Wilson wrote an essay called Oo, Those Awful Orcs! that is worth a read. It’s only four pages long and has some pretty funny lines in it. I think the real worth of the essay is that many/most of its claims can be easily refuted with a close reading of LOTR. Many of the claims are more legitimate at first glance, but with each rereading, they lose weight.
If you can’t be bothered to read it, here are a few choice bits, to give you an idea of the tone of the essay:
There is little in The Lord of the Rings over the head of a 7 year old child.
There are dreadful hovering birds–think of it, horrible birds of prey!
The climax…proves extremely flat.
The ordeals give no sense of strain.
How is it then, that these long-winded volumes of what looks to this reader like balderdash have elicited such tributes as those above? [referencing other glowing reviews in the essay]. The answer is…certain people have a lifelong appetite for juvenile trash.
One of the most interesting part of this essay for me is that Wilson does not blame Tolkien for the situation: he refers to LOTR as a “fairy story that got out of hand.” He understands that Tolkien wrote it as an amusement. It is the readers to are to blame for granting it such importance.
For Mr. T. I’ll just give you a block quote from Wikipedia, and then link to the Wiki page. He was an interesting, tormented man, and regardless of what he said about Tolkien, I think his page is worth a read:
“There was a time when the Hobbit fantasies of Professor Tolkien were being taken very seriously indeed by a great many distinguished literary figures. Mr. Auden is even reported to have claimed that these books were as good as “War and Peace”; Edwin Muir and many others were almost equally enthusiastic. I had a sense that one side or the other must be mad, for it seemed to me that these books were dull, ill-written, whimsical and childish. And for me this had a reassuring outcome, for most of his more ardent supporters were soon beginning to sell out their shares in Professor Tolkien, and today those books have passed into a merciful oblivion.”
The most wonderful thing about this quote is that while Toynbee was singing about the looming collapse of all things Tolkien, things were really just getting started.
One more essay, less critical in tone
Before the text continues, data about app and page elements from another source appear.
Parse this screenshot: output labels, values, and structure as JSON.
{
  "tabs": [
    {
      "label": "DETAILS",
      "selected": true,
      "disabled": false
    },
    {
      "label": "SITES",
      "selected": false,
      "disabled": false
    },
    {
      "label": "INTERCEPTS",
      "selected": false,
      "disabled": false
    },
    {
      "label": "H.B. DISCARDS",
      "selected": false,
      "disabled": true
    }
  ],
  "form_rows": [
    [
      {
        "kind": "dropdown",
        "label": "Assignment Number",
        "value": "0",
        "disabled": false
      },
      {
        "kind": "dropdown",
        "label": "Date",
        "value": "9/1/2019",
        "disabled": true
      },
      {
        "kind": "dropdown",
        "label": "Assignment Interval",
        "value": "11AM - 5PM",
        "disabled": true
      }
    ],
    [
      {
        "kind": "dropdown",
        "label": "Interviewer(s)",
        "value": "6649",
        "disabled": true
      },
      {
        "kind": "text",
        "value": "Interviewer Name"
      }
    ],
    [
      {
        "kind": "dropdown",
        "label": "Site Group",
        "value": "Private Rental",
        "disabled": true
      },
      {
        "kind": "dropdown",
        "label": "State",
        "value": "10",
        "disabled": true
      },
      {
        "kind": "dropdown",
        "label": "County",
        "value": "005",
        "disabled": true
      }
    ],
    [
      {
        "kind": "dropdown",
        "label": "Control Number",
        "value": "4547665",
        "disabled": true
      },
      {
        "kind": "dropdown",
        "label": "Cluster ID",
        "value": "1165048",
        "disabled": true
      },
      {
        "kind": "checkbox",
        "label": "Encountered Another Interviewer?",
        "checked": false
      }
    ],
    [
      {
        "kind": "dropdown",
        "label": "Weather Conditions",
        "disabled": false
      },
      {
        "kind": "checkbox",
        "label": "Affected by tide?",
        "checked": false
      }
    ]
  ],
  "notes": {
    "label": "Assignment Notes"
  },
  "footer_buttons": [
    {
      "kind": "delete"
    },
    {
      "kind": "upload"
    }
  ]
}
Is Tolkien Actually Any Good? is my favorite piece of Tolkien criticism, from either the advocates or the antis.
The author, Andrew Rilstone, says that Tolkien does some really bad writing, and some really lovely writing. He says that you really don’t get a whole lot of fantasy for your commitment to LOTR, but he seems compelled to revisit the books and the one ring.
In short, it’s an essay by a man who doesn’t seem to think the books are as deserving of the breathless reviews that their champions bestow on them…and still, he keeps coming back to them and is trying to figure out why.
Highly entertaining, with a couple of hilarious lines that I wish I had written.